Fiction International‘s submission period will close in one month, on December 12th. The issue is themed “deviate” .
Fiction International is a literary magazine located at the San Diego State University (previously the St. Lawrence University, New York). They have in the past published works by William Burroughs, Robert Coover. Joyce Carol Oates, Walter Abish, Kathy Acker, Allen Ginsberg, George Perec and others.
Fiction International is the only literary journal in the United States emphasizing formal innovation and progressive politics. It features a wide variety of fiction, nonfiction, indeterminate prose, and visuals by leading writers and artists from around the world.
All submissions must be made in writing. For more information on submissions see their website here.
The Mersey Sound Collective have just announced their third Def Poetry Jam, to be held Sunday December 12th at Hibernian House.
The Mersey Sound Collective are a small umbrella group of Sydney folk dedicated to uniting local poets, artists, performers and musicians. They organize monthly open-mic jams which give people the opportunity to express themselves in a versatile space and a friendly supportive atmosphere.
Performers at the next Def Poetry Jam include:
Old Men of Moss Mountain, Bravo Child, Tom Keily, Omar Musa, Adam Everill, Randall Stephens, Steve Smart, Joel Rapaport, Farid Farid, Liam Frost, Pious Poet, and Cj Shaw.
Def Poetry Jam #3 will take place at 6pm, Sunday December 12th at Studio 205, Hibernian House, 342 Elizabeth Street, Surry Hills. For more information see the Facebook event here, or the Mersey Sound Collective group here.
The 17th Annual Hal Porter Short Story Competition at the East Gippsland Art Gallery is now open to submissions. The competition is open to Australian writers and works not exceeding 2 500 words. The prize money is $1000.
Last years competition was won by Kathy George. Her work, Cut Up, is available here.
All submissions must be posted. For more information on the Hal Porter Short Story Competition and for full submission guidelines, see their website here.
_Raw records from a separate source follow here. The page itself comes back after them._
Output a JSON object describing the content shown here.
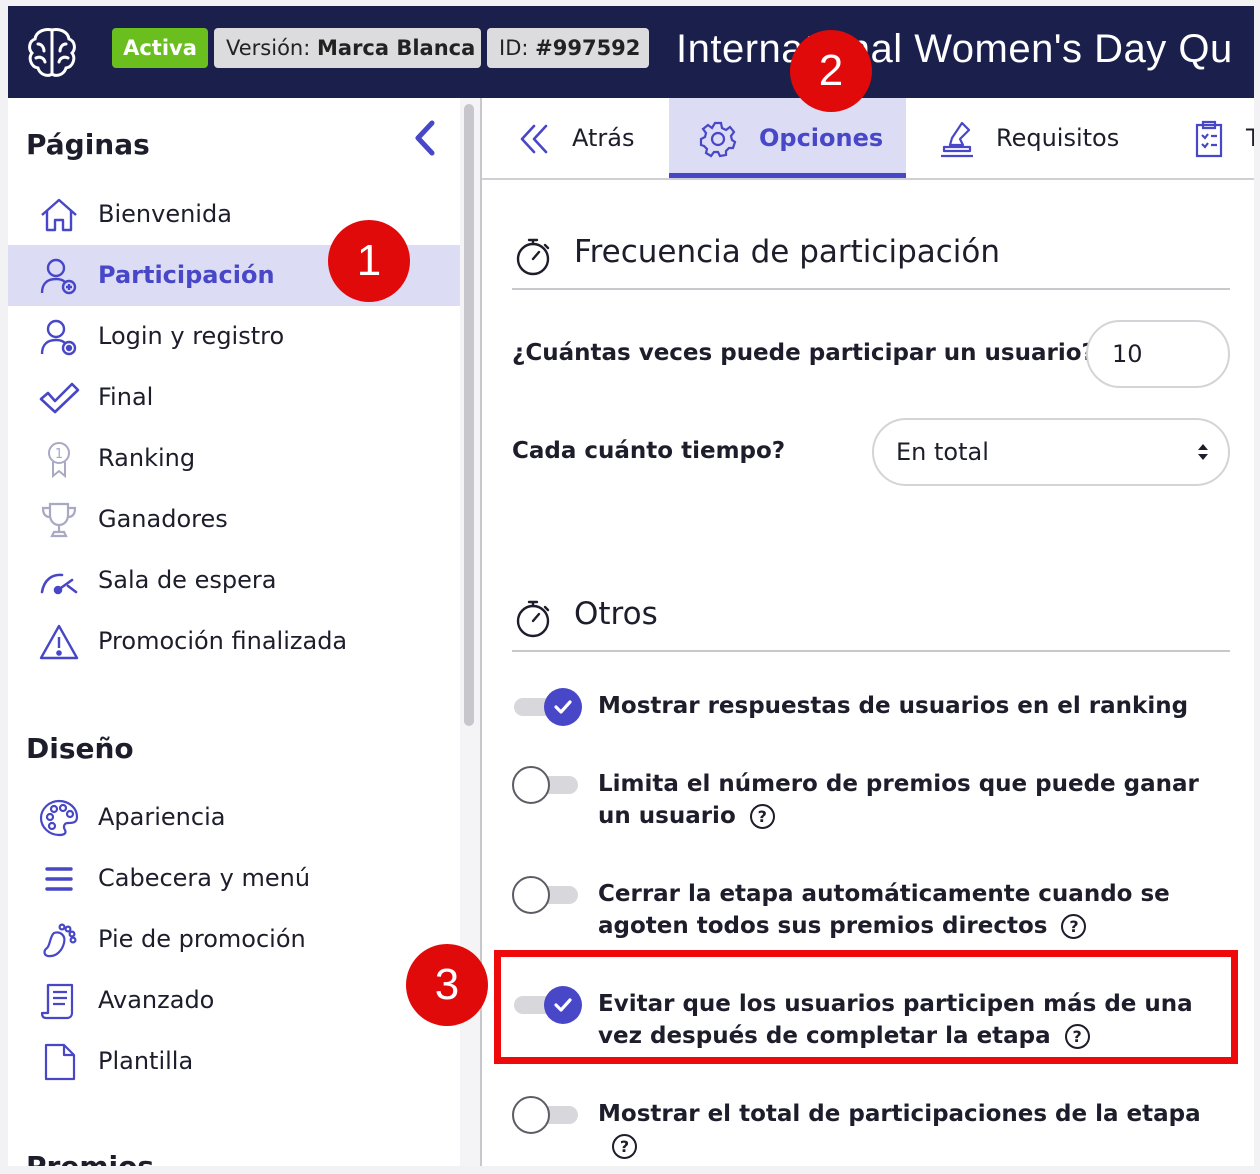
{
  "header": {
    "status_badge": "Activa",
    "version_label": "Versión:",
    "version_value": "Marca Blanca",
    "id_label": "ID:",
    "id_value": "#997592",
    "title": "International Women's Day Qu"
  },
  "sidebar": {
    "pages_heading": "Páginas",
    "pages": [
      {
        "label": "Bienvenida",
        "icon": "home-icon"
      },
      {
        "label": "Participación",
        "icon": "user-plus-icon",
        "active": true
      },
      {
        "label": "Login y registro",
        "icon": "user-at-icon"
      },
      {
        "label": "Final",
        "icon": "check-icon"
      },
      {
        "label": "Ranking",
        "icon": "medal-icon"
      },
      {
        "label": "Ganadores",
        "icon": "trophy-icon"
      },
      {
        "label": "Sala de espera",
        "icon": "gauge-icon"
      },
      {
        "label": "Promoción finalizada",
        "icon": "warning-icon"
      }
    ],
    "design_heading": "Diseño",
    "design": [
      {
        "label": "Apariencia",
        "icon": "palette-icon"
      },
      {
        "label": "Cabecera y menú",
        "icon": "menu-icon"
      },
      {
        "label": "Pie de promoción",
        "icon": "footprint-icon"
      },
      {
        "label": "Avanzado",
        "icon": "scroll-icon"
      },
      {
        "label": "Plantilla",
        "icon": "file-icon"
      }
    ],
    "prizes_heading": "Premios"
  },
  "tabs": [
    {
      "label": "Atrás",
      "icon": "chevrons-left-icon"
    },
    {
      "label": "Opciones",
      "icon": "gear-icon",
      "active": true
    },
    {
      "label": "Requisitos",
      "icon": "stamp-icon"
    },
    {
      "label": "T",
      "icon": "clipboard-icon"
    }
  ],
  "frequency": {
    "title": "Frecuencia de participación",
    "times_label": "¿Cuántas veces puede participar un usuario?",
    "times_value": "10",
    "period_label": "Cada cuánto tiempo?",
    "period_value": "En total"
  },
  "others": {
    "title": "Otros",
    "options": [
      {
        "label": "Mostrar respuestas de usuarios en el ranking",
        "enabled": true,
        "help": false
      },
      {
        "label": "Limita el número de premios que puede ganar un usuario",
        "enabled": false,
        "help": true
      },
      {
        "label": "Cerrar la etapa automáticamente cuando se agoten todos sus premios directos",
        "enabled": false,
        "help": true
      },
      {
        "label": "Evitar que los usuarios participen más de una vez después de completar la etapa",
        "enabled": true,
        "help": true
      },
      {
        "label": "Mostrar el total de participaciones de la etapa",
        "enabled": false,
        "help": true
      }
    ],
    "help_glyph": "?"
  },
  "annotations": {
    "marker_1": "1",
    "marker_2": "2",
    "marker_3": "3",
    "color": "#e00a0a"
  },
  "colors": {
    "header_bg": "#1a1f4c",
    "accent": "#4747c7",
    "active_bg": "#dcdcf4",
    "status_green": "#6abf1e"
  }
}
The Southeast Review is the literary magazine of the English department at the Florida State University. It is published semi-annually, and features works of literary fiction, creative nonfiction, poetry and review. Their summer hiatus has just concluded, and The Southeast Review is now accepting new submissions.
There is no closing date for submissions. All works must be submitted through their online submission manager. For more information about The Southeast Review click here, or for submission guidelines, click here.
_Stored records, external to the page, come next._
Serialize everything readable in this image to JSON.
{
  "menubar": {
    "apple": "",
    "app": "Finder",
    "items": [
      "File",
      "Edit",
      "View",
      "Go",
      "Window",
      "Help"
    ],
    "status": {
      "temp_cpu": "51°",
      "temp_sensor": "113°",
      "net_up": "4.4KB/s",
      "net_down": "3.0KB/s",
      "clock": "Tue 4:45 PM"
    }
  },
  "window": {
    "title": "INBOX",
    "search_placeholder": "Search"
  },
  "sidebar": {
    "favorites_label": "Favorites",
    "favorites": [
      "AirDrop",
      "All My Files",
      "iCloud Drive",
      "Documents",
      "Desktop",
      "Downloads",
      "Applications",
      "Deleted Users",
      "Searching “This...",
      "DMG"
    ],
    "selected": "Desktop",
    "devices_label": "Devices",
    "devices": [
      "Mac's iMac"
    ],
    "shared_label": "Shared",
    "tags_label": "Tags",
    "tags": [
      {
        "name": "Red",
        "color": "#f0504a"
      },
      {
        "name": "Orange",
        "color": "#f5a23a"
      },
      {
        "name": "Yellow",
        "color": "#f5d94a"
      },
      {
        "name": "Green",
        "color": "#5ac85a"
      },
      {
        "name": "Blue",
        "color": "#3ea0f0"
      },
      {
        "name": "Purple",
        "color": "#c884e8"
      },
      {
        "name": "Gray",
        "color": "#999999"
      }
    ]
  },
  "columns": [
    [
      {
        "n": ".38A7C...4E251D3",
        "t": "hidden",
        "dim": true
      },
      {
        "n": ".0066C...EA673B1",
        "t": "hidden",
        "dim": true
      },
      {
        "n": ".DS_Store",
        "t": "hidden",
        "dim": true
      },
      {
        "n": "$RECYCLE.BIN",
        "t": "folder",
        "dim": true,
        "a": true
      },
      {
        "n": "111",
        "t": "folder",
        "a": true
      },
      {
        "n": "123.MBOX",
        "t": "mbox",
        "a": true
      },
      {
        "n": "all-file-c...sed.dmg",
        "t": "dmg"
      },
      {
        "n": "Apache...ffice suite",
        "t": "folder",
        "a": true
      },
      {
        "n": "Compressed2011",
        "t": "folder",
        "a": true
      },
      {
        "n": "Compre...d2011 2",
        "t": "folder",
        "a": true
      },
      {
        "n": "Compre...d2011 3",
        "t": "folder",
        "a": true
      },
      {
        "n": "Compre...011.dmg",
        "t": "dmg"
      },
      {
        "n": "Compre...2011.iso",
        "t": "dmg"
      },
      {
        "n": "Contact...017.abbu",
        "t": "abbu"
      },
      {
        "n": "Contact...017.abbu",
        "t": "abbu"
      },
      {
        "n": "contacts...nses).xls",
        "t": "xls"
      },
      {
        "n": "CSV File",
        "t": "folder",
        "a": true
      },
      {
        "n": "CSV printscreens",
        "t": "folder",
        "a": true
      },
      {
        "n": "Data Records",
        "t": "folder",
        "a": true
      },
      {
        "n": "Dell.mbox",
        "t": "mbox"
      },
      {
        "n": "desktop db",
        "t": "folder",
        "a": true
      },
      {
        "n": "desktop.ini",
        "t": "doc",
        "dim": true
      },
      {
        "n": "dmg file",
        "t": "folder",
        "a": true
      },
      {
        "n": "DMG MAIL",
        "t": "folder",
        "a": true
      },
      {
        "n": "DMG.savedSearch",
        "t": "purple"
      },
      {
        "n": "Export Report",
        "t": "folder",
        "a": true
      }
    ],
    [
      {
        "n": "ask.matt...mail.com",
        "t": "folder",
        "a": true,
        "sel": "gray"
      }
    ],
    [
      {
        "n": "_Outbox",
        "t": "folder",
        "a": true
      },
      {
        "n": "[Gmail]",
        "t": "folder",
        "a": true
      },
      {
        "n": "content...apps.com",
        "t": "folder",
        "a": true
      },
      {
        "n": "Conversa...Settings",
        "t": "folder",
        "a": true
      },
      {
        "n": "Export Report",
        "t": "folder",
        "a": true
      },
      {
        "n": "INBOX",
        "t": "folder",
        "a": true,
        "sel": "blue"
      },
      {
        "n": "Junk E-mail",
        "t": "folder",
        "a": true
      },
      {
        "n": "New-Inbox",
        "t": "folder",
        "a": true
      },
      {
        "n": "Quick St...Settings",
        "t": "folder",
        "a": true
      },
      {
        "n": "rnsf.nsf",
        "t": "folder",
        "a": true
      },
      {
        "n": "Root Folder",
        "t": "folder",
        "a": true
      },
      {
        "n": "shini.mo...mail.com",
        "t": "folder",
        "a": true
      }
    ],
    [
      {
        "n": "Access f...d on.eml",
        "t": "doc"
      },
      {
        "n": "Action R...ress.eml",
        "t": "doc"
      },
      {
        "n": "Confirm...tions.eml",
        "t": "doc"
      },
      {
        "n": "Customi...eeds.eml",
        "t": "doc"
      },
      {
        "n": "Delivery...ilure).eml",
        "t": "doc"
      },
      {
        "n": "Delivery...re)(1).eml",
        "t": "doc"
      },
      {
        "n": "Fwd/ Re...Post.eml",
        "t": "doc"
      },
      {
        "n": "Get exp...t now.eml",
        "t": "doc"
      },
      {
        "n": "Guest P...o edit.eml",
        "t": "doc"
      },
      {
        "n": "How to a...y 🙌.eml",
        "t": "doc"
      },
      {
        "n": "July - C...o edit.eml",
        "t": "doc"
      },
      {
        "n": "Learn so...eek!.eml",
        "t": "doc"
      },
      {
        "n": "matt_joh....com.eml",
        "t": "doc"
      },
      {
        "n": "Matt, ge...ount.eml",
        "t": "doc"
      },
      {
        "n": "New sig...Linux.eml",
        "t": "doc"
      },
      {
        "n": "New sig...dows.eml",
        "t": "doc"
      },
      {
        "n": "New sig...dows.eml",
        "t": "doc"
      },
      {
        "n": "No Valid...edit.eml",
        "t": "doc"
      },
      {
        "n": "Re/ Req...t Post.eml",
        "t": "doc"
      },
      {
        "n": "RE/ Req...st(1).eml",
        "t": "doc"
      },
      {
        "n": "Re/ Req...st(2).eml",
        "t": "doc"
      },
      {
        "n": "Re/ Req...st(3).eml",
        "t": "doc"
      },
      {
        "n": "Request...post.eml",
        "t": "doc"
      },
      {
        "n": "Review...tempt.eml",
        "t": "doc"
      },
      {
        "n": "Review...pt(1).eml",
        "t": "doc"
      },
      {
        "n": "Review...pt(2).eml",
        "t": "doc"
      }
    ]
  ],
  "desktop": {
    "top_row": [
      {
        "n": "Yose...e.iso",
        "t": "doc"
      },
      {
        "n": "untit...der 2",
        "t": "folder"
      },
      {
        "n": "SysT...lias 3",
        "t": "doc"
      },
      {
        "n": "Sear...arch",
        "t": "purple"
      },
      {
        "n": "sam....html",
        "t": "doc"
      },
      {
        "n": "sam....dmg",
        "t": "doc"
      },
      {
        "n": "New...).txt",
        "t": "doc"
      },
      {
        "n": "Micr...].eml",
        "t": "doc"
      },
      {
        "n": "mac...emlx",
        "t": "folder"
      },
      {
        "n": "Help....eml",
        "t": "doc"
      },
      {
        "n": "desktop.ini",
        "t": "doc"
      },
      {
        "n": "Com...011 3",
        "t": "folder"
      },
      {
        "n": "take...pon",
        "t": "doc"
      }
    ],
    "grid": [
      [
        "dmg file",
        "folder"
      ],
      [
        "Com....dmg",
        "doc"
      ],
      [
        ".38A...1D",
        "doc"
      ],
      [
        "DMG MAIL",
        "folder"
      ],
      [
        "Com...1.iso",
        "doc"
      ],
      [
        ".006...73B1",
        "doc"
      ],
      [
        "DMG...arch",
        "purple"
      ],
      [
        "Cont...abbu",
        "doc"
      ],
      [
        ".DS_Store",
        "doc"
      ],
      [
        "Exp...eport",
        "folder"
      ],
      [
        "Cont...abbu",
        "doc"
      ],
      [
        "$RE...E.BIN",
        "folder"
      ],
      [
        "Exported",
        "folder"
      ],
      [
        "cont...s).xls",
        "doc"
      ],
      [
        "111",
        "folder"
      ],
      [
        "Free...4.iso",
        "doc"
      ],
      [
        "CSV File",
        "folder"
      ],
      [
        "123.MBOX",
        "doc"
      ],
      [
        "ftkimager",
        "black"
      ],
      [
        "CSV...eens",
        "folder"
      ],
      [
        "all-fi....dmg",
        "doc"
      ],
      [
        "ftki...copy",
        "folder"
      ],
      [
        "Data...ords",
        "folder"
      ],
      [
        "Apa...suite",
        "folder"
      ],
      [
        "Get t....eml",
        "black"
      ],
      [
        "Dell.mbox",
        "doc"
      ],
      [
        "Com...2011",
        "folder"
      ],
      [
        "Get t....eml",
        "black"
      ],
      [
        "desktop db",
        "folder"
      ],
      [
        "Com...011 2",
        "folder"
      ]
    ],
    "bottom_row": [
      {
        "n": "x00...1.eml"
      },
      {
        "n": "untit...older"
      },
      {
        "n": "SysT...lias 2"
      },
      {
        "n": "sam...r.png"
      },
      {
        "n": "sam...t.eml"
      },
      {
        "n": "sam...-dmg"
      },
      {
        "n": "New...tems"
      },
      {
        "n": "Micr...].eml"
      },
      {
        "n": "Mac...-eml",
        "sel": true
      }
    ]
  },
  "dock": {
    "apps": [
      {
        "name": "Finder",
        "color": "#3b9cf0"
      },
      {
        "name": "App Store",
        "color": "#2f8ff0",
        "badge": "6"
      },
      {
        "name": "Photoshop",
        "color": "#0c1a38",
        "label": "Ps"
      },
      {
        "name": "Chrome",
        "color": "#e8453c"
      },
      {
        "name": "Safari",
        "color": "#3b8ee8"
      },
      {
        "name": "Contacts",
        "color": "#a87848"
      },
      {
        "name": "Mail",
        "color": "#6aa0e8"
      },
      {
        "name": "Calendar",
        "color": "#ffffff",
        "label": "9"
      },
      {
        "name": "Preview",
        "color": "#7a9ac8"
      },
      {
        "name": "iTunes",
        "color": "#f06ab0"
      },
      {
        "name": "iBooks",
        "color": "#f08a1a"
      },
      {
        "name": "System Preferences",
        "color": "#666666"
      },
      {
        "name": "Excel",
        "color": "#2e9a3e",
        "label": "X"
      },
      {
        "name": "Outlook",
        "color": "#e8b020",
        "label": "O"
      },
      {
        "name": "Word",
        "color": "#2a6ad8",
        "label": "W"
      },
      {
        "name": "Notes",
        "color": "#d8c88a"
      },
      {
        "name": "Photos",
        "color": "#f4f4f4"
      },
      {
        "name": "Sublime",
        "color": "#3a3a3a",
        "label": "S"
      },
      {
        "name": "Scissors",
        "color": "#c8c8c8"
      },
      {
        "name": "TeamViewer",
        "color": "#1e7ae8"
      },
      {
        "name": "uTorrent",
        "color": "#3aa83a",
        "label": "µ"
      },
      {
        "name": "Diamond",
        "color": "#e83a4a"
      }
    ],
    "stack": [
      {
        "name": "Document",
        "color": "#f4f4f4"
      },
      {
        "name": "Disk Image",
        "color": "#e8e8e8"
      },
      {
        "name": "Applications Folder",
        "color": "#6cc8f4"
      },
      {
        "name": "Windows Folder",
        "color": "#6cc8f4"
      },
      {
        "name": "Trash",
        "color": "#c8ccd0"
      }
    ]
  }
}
The Sydney Heat for the Australian Poetry Slam will be held this coming Tuesday, the 2nd of November, at the Friend In Hand Hotel, Glebe. Heats are being held across Australia until mid-November, and two finalists in each slam will compete in their state final. According to the Facebook page:
Speak, scream, howl, whisper even sing your poems, stories, lyrics and monologues in the Australian Poetry Slam 2010 – a live literary performance competition where the audience is the judge!
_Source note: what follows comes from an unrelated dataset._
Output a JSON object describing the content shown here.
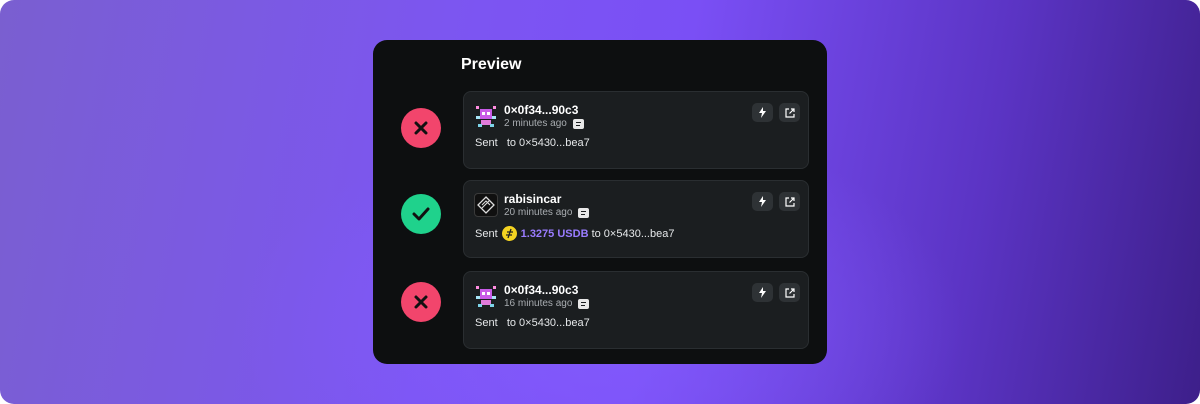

The final is on December the 5th at the Sydney Theatre Company.
The Cambridge Literary Review has added an interesting article from their third issue to their online articles collection, an essay entitled ‘The Difficulties of the Translation of “Difficult” Poems’ by J.H. Prynne.
J.H. Prynne is a British poet, and a key figure in the Cambridge group of the British Poetry Revival. He has also written poetry in classical Chinese under the name Pu Ling-en.
To read the essay, or for more information on the Cambridge Literary Review, go to their website here.